Doing an IRA rollover can be a smart move in order to gain more control over your money and get it to the place where it can work hardest for you. To do an IRA rollover, here are the steps you need to follow:
- Make sure you're not going to violate IRS restrictions on IRA rollovers.
- Pick the type of IRA you want.
- Choose a financial provider.
- Arrange to have a direct transfer of money from your existing retirement account to the rollover IRA.
- Set up beneficiaries for your new account.
- Build an investing strategy that fits with your financial needs.
We'll look at each of these aspects below.
Know the IRS rules on IRA rollovers
The IRS imposes a limit on certain types of IRA rollovers. If you move money from one IRA to another using what's known as an indirect rollover, in which you actually receive the money yourself and then redeposit it into the new IRA, you can't do another such transaction within a 12-month period.
However, there are other ways you can do rollovers. There's no limit on direct rollovers that go straight from the old financial institution to the new one. There's also no limit on rollovers from 401(k) plans to IRAs, or from traditional IRAs to Roth IRAs. Still, it's important to know the rules, because the penalty for violating them will result in including the rollover amount in taxable income. That would mean you'd pay an early withdrawal penalty, if applicable, and it would be treated as an excess contribution if you went through with the rollover into the new IRA.
Picking Roth or traditional
Your choice of destination for your rollover IRA depends on where the money's coming from and what your intentions are. If you have an existing Roth IRA, then you have to roll it over to another Roth IRA. However, if you have a traditional IRA currently, you can roll it over into a Roth IRA, and it will be treated as a Roth conversion.

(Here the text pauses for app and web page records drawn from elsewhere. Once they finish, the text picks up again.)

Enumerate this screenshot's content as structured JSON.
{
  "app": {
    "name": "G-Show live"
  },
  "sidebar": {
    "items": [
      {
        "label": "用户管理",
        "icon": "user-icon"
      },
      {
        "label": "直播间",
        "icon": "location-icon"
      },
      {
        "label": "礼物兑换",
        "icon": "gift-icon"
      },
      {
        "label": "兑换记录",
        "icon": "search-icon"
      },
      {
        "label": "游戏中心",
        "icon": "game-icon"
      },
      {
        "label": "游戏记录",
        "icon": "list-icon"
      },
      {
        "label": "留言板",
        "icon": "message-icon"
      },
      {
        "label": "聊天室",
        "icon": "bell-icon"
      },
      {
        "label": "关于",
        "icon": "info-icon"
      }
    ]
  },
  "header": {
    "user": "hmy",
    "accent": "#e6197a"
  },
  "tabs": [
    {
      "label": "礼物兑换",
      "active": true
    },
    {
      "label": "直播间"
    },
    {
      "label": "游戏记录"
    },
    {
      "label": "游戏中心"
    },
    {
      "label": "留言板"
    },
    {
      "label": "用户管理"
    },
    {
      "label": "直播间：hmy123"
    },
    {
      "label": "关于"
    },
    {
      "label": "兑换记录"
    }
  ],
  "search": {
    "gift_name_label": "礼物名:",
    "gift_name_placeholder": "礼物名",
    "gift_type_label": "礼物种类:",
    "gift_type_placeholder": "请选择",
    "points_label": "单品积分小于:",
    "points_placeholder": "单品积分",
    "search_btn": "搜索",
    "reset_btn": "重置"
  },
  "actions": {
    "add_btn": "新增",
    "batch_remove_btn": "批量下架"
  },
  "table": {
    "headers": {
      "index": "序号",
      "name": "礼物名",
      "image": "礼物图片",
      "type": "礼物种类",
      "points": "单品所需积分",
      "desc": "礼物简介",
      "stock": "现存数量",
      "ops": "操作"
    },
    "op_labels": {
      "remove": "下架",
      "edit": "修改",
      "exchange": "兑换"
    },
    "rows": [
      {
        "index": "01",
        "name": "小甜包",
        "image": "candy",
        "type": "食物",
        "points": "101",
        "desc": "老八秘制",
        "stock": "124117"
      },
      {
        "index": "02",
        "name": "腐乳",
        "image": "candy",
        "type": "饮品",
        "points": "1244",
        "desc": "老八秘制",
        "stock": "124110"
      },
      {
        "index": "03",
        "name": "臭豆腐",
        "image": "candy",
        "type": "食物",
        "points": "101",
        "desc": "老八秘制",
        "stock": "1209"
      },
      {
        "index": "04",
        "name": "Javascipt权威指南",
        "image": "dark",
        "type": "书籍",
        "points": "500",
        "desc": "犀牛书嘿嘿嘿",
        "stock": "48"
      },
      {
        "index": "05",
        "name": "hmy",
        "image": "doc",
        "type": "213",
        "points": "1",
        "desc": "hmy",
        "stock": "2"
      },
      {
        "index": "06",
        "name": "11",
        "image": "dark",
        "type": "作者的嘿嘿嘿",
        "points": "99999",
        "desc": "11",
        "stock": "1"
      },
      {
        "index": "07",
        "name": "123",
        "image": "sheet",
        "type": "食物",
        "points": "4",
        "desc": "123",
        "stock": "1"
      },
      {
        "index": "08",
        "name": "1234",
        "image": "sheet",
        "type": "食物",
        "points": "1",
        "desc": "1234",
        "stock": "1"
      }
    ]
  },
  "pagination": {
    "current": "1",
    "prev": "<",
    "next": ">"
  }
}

Similar alternatives are available for money coming from qualified retirement plans like 401(k)s.
Choosing a financial provider
You'll need to pick a company to act as custodian for your rollover IRA. Often, retirement savers use brokerage companies, mutual fund providers, or banks to oversee their IRAs. Choose a provider that offers you access to the investments you want at a reasonable price. Fortunately, there are many different financial institutions that fit the bill. That makes it easier to find the one that best fits your specific needs.
Get your money transferred directly
As we mentioned above, the simplest way to handle an IRA rollover is by directly transferring the money from one financial institution to another. That way, there's no danger of a misstep that could create a major tax headache, and there's no temptation for you to do something else with your retirement money for the short period that you have it in your hands. Typically, all it takes is some simple paperwork to do a direct transfer, making it more convenient, as well.
Name a beneficiary
Every IRA should have a named beneficiary who will get your retirement assets after your death. Typically, your will doesn't control IRA assets -- the beneficiary form is the final arbiter of who will later have access to your hard-earned money. That's why it's important not just to make a smart pick early on, but also to keep your beneficiary up to date over time.
Finally, once you've set up your rollover IRA, you'll need to invest it in a manner that's consistent with your needs. IRAs are typically more flexible than 401(k) plans in offering you a wider range of investment choices, so you'll want to take maximum advantage of that flexibility in order to build a portfolio that reflects your investing style and will get you to the goals you've set for yourself.
IRA rollovers aren't difficult to do, and they can be vitally important in making your retirement savings work harder for you. By following these simple steps, you can get yourself established with a rollover IRA that will meet your needs.